With a cluster of dramatic cliffs and eroded gorges, the 1087 metres high Table Mountain is a landmark synonymous with the city as Eiffel Tower is to Paris or Big Ben to London. It dominates the city's skyline and offers breathtaking vistas from the top, which can be reached in minutes by its world famous revolving cable cars, that provide passengers a 360 degree glimpse the surrounding panorama. Once there, be prepared to be surrounded by patches of fluffy balls of clouds, which according to a popular legend, are the result of a smoking contest between a Dutch pirate and the devil, both of whom have been smoking ever since.
It's a divine treat for your eyes when you move south along the sea board to the Cape of Good Hope, a part of the Table Mountain National Park, to see the southernmost tip of Africa at Cape Point where the two pounding oceans are said to converge. It's an exhilarating experience to stand at the finger like promontory, as if you are positioned at one extreme end of the world watching the different colours and shoreline of the two vibrant ocean-currents, which generate such strong and circulating winds that it becomes difficult to hold on to your caps and sunglasses.
The city's physical environment display many records that remind the world the nation's dark apartheid period. For example, the 1885 built Neoclassical styled Parliament House where the discriminatory laws were legislated; the St George Cathedral, the doors of which Desmond Tutu kept hammering to make him the country's archbishop; the colossal City Hall from the balcony of which Mandela, in February 1990 delivered his historic speech, immediately after release from 27 years in prison; and the colourful Bo-Kaap quarter where some of city's non white population were confined.
However, the most significant of them from that time is the Robben Island which lies a few kilometres away from the shoreline. It dots the nation's former maximum security prison, once the home for all top anti-apartheid political leaders including Mandela, Sisulu, Mbeki and Zuma. After the demise of apartheid, the prison was closed and now, a UN World Heritage site, it stands as a symbol of triumph over evil forces .
A half hour catamaran journey from the city's trendy Victoria & Albert Water front drops you at the this potent symbol of apartheid where ex- political prisoners take you around the premises. Amongst various sites, you will see the house of Pan African Congress founder Robert Sobukwe, who was kept in isolation for decades; Nelson Mandela's tiny cell, where things such as his bucket toilet and the mattress roll on which he slept on the floor for 18 years still remain, and the lime quarry where he and his fellow mates spent countless hours of hard labour.
The guide narrates lots of interesting stories and what's amazing to know is how Mandela and others kept their morale and intellect intact, despite that level of physical and psychological torture. When freed after imprisonment, all of them were fresh in mind to lead their people, build a new nation and pledge to provide a better life for all, irrespective of race and religion. In fact it was Mandela's key manifestation in his 1994 election campaign.
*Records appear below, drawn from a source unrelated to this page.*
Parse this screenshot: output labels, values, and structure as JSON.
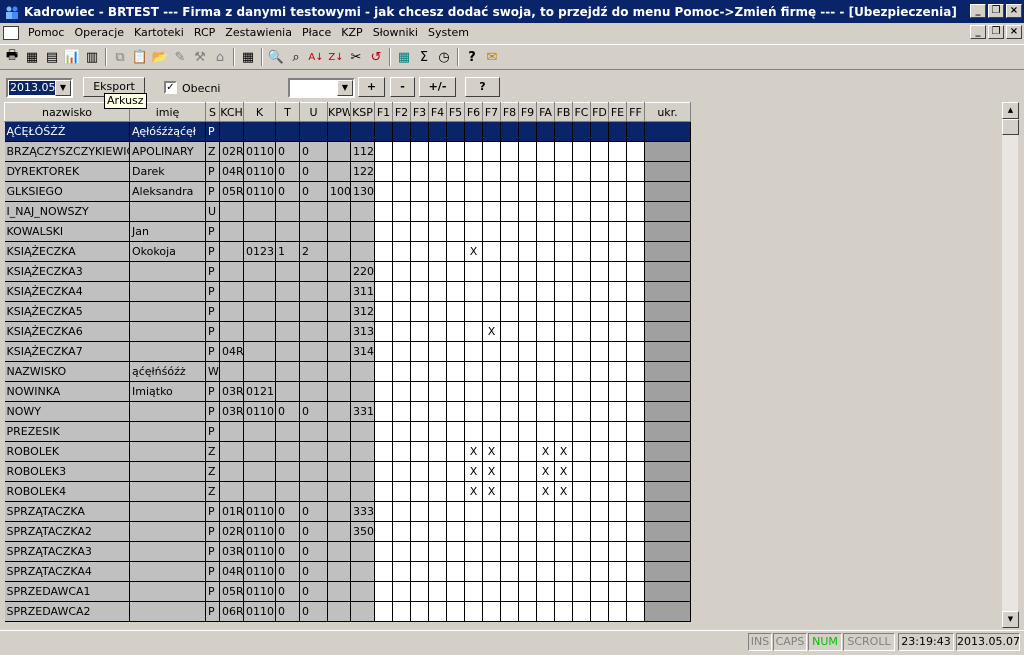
{
  "window": {
    "title": "Kadrowiec - BRTEST    ---   Firma z danymi testowymi - jak chcesz dodać swoja, to przejdź do menu Pomoc->Zmień firmę   --- - [Ubezpieczenia]"
  },
  "menu": [
    "Pomoc",
    "Operacje",
    "Kartoteki",
    "RCP",
    "Zestawienia",
    "Płace",
    "KZP",
    "Słowniki",
    "System"
  ],
  "filter": {
    "period": "2013.05",
    "export_label": "Eksport",
    "tooltip": "Arkusz",
    "obecni_label": "Obecni",
    "obecni_checked": "✓",
    "combo2_value": "",
    "plus_label": "+",
    "minus_label": "-",
    "plusminus_label": "+/-",
    "question_label": "?"
  },
  "columns": [
    "nazwisko",
    "imię",
    "S",
    "KCH",
    "K",
    "T",
    "U",
    "KPW",
    "KSP",
    "F1",
    "F2",
    "F3",
    "F4",
    "F5",
    "F6",
    "F7",
    "F8",
    "F9",
    "FA",
    "FB",
    "FC",
    "FD",
    "FE",
    "FF",
    "ukr."
  ],
  "rows": [
    {
      "nazwisko": "ĄĆĘŁÓŚŻŹ",
      "imie": "Ąęłóśźżąćęł",
      "s": "P",
      "kch": "",
      "k": "",
      "t": "",
      "u": "",
      "kpw": "",
      "ksp": "",
      "f": [
        "",
        "",
        "",
        "",
        "",
        "",
        "",
        "",
        "",
        "",
        "",
        "",
        "",
        "",
        ""
      ]
    },
    {
      "nazwisko": "BRZĄCZYSZCZYKIEWICZ",
      "imie": "APOLINARY",
      "s": "Z",
      "kch": "02R",
      "k": "0110",
      "t": "0",
      "u": "0",
      "kpw": "",
      "ksp": "112",
      "f": [
        "",
        "",
        "",
        "",
        "",
        "",
        "",
        "",
        "",
        "",
        "",
        "",
        "",
        "",
        ""
      ]
    },
    {
      "nazwisko": "DYREKTOREK",
      "imie": "Darek",
      "s": "P",
      "kch": "04R",
      "k": "0110",
      "t": "0",
      "u": "0",
      "kpw": "",
      "ksp": "122",
      "f": [
        "",
        "",
        "",
        "",
        "",
        "",
        "",
        "",
        "",
        "",
        "",
        "",
        "",
        "",
        ""
      ]
    },
    {
      "nazwisko": "GLKSIEGO",
      "imie": "Aleksandra",
      "s": "P",
      "kch": "05R",
      "k": "0110",
      "t": "0",
      "u": "0",
      "kpw": "100",
      "ksp": "130",
      "f": [
        "",
        "",
        "",
        "",
        "",
        "",
        "",
        "",
        "",
        "",
        "",
        "",
        "",
        "",
        ""
      ]
    },
    {
      "nazwisko": "I_NAJ_NOWSZY",
      "imie": "",
      "s": "U",
      "kch": "",
      "k": "",
      "t": "",
      "u": "",
      "kpw": "",
      "ksp": "",
      "f": [
        "",
        "",
        "",
        "",
        "",
        "",
        "",
        "",
        "",
        "",
        "",
        "",
        "",
        "",
        ""
      ]
    },
    {
      "nazwisko": "KOWALSKI",
      "imie": "Jan",
      "s": "P",
      "kch": "",
      "k": "",
      "t": "",
      "u": "",
      "kpw": "",
      "ksp": "",
      "f": [
        "",
        "",
        "",
        "",
        "",
        "",
        "",
        "",
        "",
        "",
        "",
        "",
        "",
        "",
        ""
      ]
    },
    {
      "nazwisko": "KSIĄŻECZKA",
      "imie": "Okokoja",
      "s": "P",
      "kch": "",
      "k": "0123",
      "t": "1",
      "u": "2",
      "kpw": "",
      "ksp": "",
      "f": [
        "",
        "",
        "",
        "",
        "",
        "X",
        "",
        "",
        "",
        "",
        "",
        "",
        "",
        "",
        ""
      ]
    },
    {
      "nazwisko": "KSIĄŻECZKA3",
      "imie": "",
      "s": "P",
      "kch": "",
      "k": "",
      "t": "",
      "u": "",
      "kpw": "",
      "ksp": "220",
      "f": [
        "",
        "",
        "",
        "",
        "",
        "",
        "",
        "",
        "",
        "",
        "",
        "",
        "",
        "",
        ""
      ]
    },
    {
      "nazwisko": "KSIĄŻECZKA4",
      "imie": "",
      "s": "P",
      "kch": "",
      "k": "",
      "t": "",
      "u": "",
      "kpw": "",
      "ksp": "311",
      "f": [
        "",
        "",
        "",
        "",
        "",
        "",
        "",
        "",
        "",
        "",
        "",
        "",
        "",
        "",
        ""
      ]
    },
    {
      "nazwisko": "KSIĄŻECZKA5",
      "imie": "",
      "s": "P",
      "kch": "",
      "k": "",
      "t": "",
      "u": "",
      "kpw": "",
      "ksp": "312",
      "f": [
        "",
        "",
        "",
        "",
        "",
        "",
        "",
        "",
        "",
        "",
        "",
        "",
        "",
        "",
        ""
      ]
    },
    {
      "nazwisko": "KSIĄŻECZKA6",
      "imie": "",
      "s": "P",
      "kch": "",
      "k": "",
      "t": "",
      "u": "",
      "kpw": "",
      "ksp": "313",
      "f": [
        "",
        "",
        "",
        "",
        "",
        "",
        "X",
        "",
        "",
        "",
        "",
        "",
        "",
        "",
        ""
      ]
    },
    {
      "nazwisko": "KSIĄŻECZKA7",
      "imie": "",
      "s": "P",
      "kch": "04R",
      "k": "",
      "t": "",
      "u": "",
      "kpw": "",
      "ksp": "314",
      "f": [
        "",
        "",
        "",
        "",
        "",
        "",
        "",
        "",
        "",
        "",
        "",
        "",
        "",
        "",
        ""
      ]
    },
    {
      "nazwisko": "NAZWISKO",
      "imie": "ąćęłńśóźż",
      "s": "W",
      "kch": "",
      "k": "",
      "t": "",
      "u": "",
      "kpw": "",
      "ksp": "",
      "f": [
        "",
        "",
        "",
        "",
        "",
        "",
        "",
        "",
        "",
        "",
        "",
        "",
        "",
        "",
        ""
      ]
    },
    {
      "nazwisko": "NOWINKA",
      "imie": "Imiątko",
      "s": "P",
      "kch": "03R",
      "k": "0121",
      "t": "",
      "u": "",
      "kpw": "",
      "ksp": "",
      "f": [
        "",
        "",
        "",
        "",
        "",
        "",
        "",
        "",
        "",
        "",
        "",
        "",
        "",
        "",
        ""
      ]
    },
    {
      "nazwisko": "NOWY",
      "imie": "",
      "s": "P",
      "kch": "03R",
      "k": "0110",
      "t": "0",
      "u": "0",
      "kpw": "",
      "ksp": "331",
      "f": [
        "",
        "",
        "",
        "",
        "",
        "",
        "",
        "",
        "",
        "",
        "",
        "",
        "",
        "",
        ""
      ]
    },
    {
      "nazwisko": "PREZESIK",
      "imie": "",
      "s": "P",
      "kch": "",
      "k": "",
      "t": "",
      "u": "",
      "kpw": "",
      "ksp": "",
      "f": [
        "",
        "",
        "",
        "",
        "",
        "",
        "",
        "",
        "",
        "",
        "",
        "",
        "",
        "",
        ""
      ]
    },
    {
      "nazwisko": "ROBOLEK",
      "imie": "",
      "s": "Z",
      "kch": "",
      "k": "",
      "t": "",
      "u": "",
      "kpw": "",
      "ksp": "",
      "f": [
        "",
        "",
        "",
        "",
        "",
        "X",
        "X",
        "",
        "",
        "X",
        "X",
        "",
        "",
        "",
        ""
      ]
    },
    {
      "nazwisko": "ROBOLEK3",
      "imie": "",
      "s": "Z",
      "kch": "",
      "k": "",
      "t": "",
      "u": "",
      "kpw": "",
      "ksp": "",
      "f": [
        "",
        "",
        "",
        "",
        "",
        "X",
        "X",
        "",
        "",
        "X",
        "X",
        "",
        "",
        "",
        ""
      ]
    },
    {
      "nazwisko": "ROBOLEK4",
      "imie": "",
      "s": "Z",
      "kch": "",
      "k": "",
      "t": "",
      "u": "",
      "kpw": "",
      "ksp": "",
      "f": [
        "",
        "",
        "",
        "",
        "",
        "X",
        "X",
        "",
        "",
        "X",
        "X",
        "",
        "",
        "",
        ""
      ]
    },
    {
      "nazwisko": "SPRZĄTACZKA",
      "imie": "",
      "s": "P",
      "kch": "01R",
      "k": "0110",
      "t": "0",
      "u": "0",
      "kpw": "",
      "ksp": "333",
      "f": [
        "",
        "",
        "",
        "",
        "",
        "",
        "",
        "",
        "",
        "",
        "",
        "",
        "",
        "",
        ""
      ]
    },
    {
      "nazwisko": "SPRZĄTACZKA2",
      "imie": "",
      "s": "P",
      "kch": "02R",
      "k": "0110",
      "t": "0",
      "u": "0",
      "kpw": "",
      "ksp": "350",
      "f": [
        "",
        "",
        "",
        "",
        "",
        "",
        "",
        "",
        "",
        "",
        "",
        "",
        "",
        "",
        ""
      ]
    },
    {
      "nazwisko": "SPRZĄTACZKA3",
      "imie": "",
      "s": "P",
      "kch": "03R",
      "k": "0110",
      "t": "0",
      "u": "0",
      "kpw": "",
      "ksp": "",
      "f": [
        "",
        "",
        "",
        "",
        "",
        "",
        "",
        "",
        "",
        "",
        "",
        "",
        "",
        "",
        ""
      ]
    },
    {
      "nazwisko": "SPRZĄTACZKA4",
      "imie": "",
      "s": "P",
      "kch": "04R",
      "k": "0110",
      "t": "0",
      "u": "0",
      "kpw": "",
      "ksp": "",
      "f": [
        "",
        "",
        "",
        "",
        "",
        "",
        "",
        "",
        "",
        "",
        "",
        "",
        "",
        "",
        ""
      ]
    },
    {
      "nazwisko": "SPRZEDAWCA1",
      "imie": "",
      "s": "P",
      "kch": "05R",
      "k": "0110",
      "t": "0",
      "u": "0",
      "kpw": "",
      "ksp": "",
      "f": [
        "",
        "",
        "",
        "",
        "",
        "",
        "",
        "",
        "",
        "",
        "",
        "",
        "",
        "",
        ""
      ]
    },
    {
      "nazwisko": "SPRZEDAWCA2",
      "imie": "",
      "s": "P",
      "kch": "06R",
      "k": "0110",
      "t": "0",
      "u": "0",
      "kpw": "",
      "ksp": "",
      "f": [
        "",
        "",
        "",
        "",
        "",
        "",
        "",
        "",
        "",
        "",
        "",
        "",
        "",
        "",
        ""
      ]
    }
  ],
  "status": {
    "ins": "INS",
    "caps": "CAPS",
    "num": "NUM",
    "scroll": "SCROLL",
    "time": "23:19:43",
    "date": "2013.05.07",
    "active_color": "#00c000",
    "inactive_color": "#808080"
  }
}
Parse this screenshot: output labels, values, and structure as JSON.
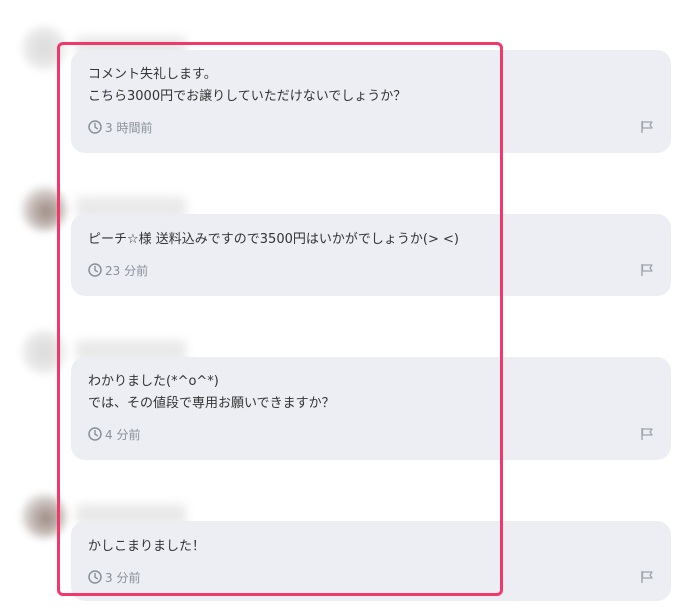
{
  "comments": [
    {
      "lines": [
        "コメント失礼します。",
        "こちら3000円でお譲りしていただけないでしょうか？"
      ],
      "time": "3 時間前"
    },
    {
      "lines": [
        "ピーチ☆様 送料込みですので3500円はいかがでしょうか(> <)"
      ],
      "time": "23 分前"
    },
    {
      "lines": [
        "わかりました(*^o^*)",
        "では、その値段で専用お願いできますか？"
      ],
      "time": "4 分前"
    },
    {
      "lines": [
        "かしこまりました！"
      ],
      "time": "3 分前"
    }
  ],
  "colors": {
    "highlight": "#f0396a",
    "bubble": "#eceef3",
    "meta": "#8a8f99"
  },
  "icons": {
    "time": "clock-icon",
    "report": "flag-icon"
  }
}
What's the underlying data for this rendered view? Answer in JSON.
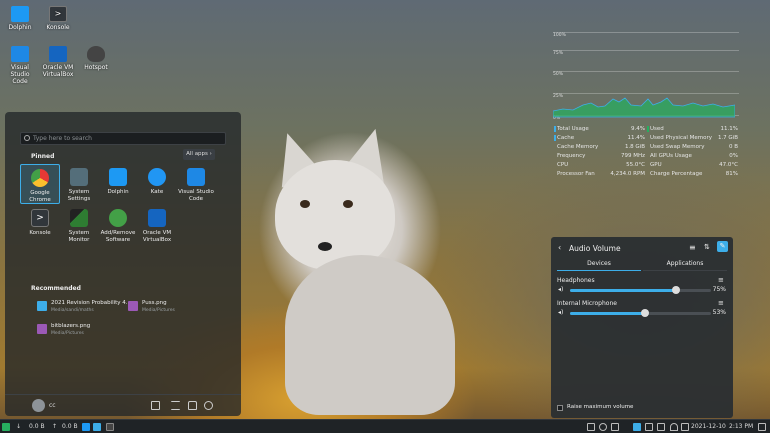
{
  "desktop": {
    "icons": [
      {
        "label": "Dolphin",
        "icon": "folder-icon",
        "color": "#1d99f3"
      },
      {
        "label": "Konsole",
        "icon": "terminal-icon",
        "color": "#31363b"
      },
      {
        "label": "Visual Studio Code",
        "icon": "vscode-icon",
        "color": "#1e88e5"
      },
      {
        "label": "Oracle VM VirtualBox",
        "icon": "virtualbox-icon",
        "color": "#1565c0"
      },
      {
        "label": "Hotspot",
        "icon": "hotspot-icon",
        "color": "#444"
      }
    ]
  },
  "menu": {
    "search_placeholder": "Type here to search",
    "pinned_title": "Pinned",
    "all_apps_label": "All apps",
    "pinned": [
      {
        "label": "Google Chrome",
        "icon": "chrome-icon",
        "color": "#e53935"
      },
      {
        "label": "System Settings",
        "icon": "settings-icon",
        "color": "#546e7a"
      },
      {
        "label": "Dolphin",
        "icon": "folder-icon",
        "color": "#1d99f3"
      },
      {
        "label": "Kate",
        "icon": "kate-icon",
        "color": "#2196f3"
      },
      {
        "label": "Visual Studio Code",
        "icon": "vscode-icon",
        "color": "#1e88e5"
      },
      {
        "label": "Konsole",
        "icon": "terminal-icon",
        "color": "#31363b"
      },
      {
        "label": "System Monitor",
        "icon": "monitor-icon",
        "color": "#2e7d32"
      },
      {
        "label": "Add/Remove Software",
        "icon": "software-icon",
        "color": "#43a047"
      },
      {
        "label": "Oracle VM VirtualBox",
        "icon": "virtualbox-icon",
        "color": "#1565c0"
      }
    ],
    "recommended_title": "Recommended",
    "recommended": [
      {
        "name": "2021 Revision Probability 4...",
        "path": "Media/sandi/maths",
        "icon": "document-icon",
        "color": "#3daee9"
      },
      {
        "name": "Puss.png",
        "path": "Media/Pictures",
        "icon": "image-icon",
        "color": "#9b59b6"
      },
      {
        "name": "bitblazers.png",
        "path": "Media/Pictures",
        "icon": "image-icon",
        "color": "#9b59b6"
      }
    ],
    "user": "cc"
  },
  "monitor": {
    "grid_labels": [
      "100%",
      "75%",
      "50%",
      "25%",
      "0%"
    ],
    "left_stats": [
      {
        "label": "Total Usage",
        "value": "9.4%"
      },
      {
        "label": "Cache",
        "value": "11.4%"
      },
      {
        "label": "Cache Memory",
        "value": "1.8 GiB"
      },
      {
        "label": "Frequency",
        "value": "799 MHz"
      },
      {
        "label": "CPU",
        "value": "55.0°C"
      },
      {
        "label": "Processor Fan",
        "value": "4,234.0 RPM"
      }
    ],
    "right_stats": [
      {
        "label": "Used",
        "value": "11.1%"
      },
      {
        "label": "Used Physical Memory",
        "value": "1.7 GiB"
      },
      {
        "label": "Used Swap Memory",
        "value": "0 B"
      },
      {
        "label": "All GPUs Usage",
        "value": "0%"
      },
      {
        "label": "GPU",
        "value": "47.0°C"
      },
      {
        "label": "Charge Percentage",
        "value": "81%"
      }
    ]
  },
  "audio": {
    "title": "Audio Volume",
    "tabs": [
      "Devices",
      "Applications"
    ],
    "devices": [
      {
        "name": "Headphones",
        "percent": "75%",
        "level": 0.75
      },
      {
        "name": "Internal Microphone",
        "percent": "53%",
        "level": 0.53
      }
    ],
    "raise_max_label": "Raise maximum volume"
  },
  "taskbar": {
    "net_down": "0.0 B",
    "net_up": "0.0 B",
    "datetime": "2021-12-10",
    "time": "2:13 PM"
  }
}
Today over 3 million Africans, Asians and Europeans have made Cape Town their home giving its rich urban potpourri a strong cosmopolitan character. You will experience cultural clichÃ©s changing from one suburb to the other and spot among them quirky mix of historical and modern buildings such as Cape Dutch houses, Moravian churches, Georgian mosques, Victorian terrace houses and Islamic minarets representing the new nation's extraordinary tapestry of race and culture.
Best way of reaching Cape Town is flying South African Airways (
At Taj, do not miss dining at their Bombay Brassiere Restaurant, after rejuvenating yourself by a Jiva Spa that offers a spectrum of authentic, traditional Indian wellness treatments. There are plenty of multi-cuisine restaurants in Cape Town, though if Indian food is your choice, then drop in at Bukhara (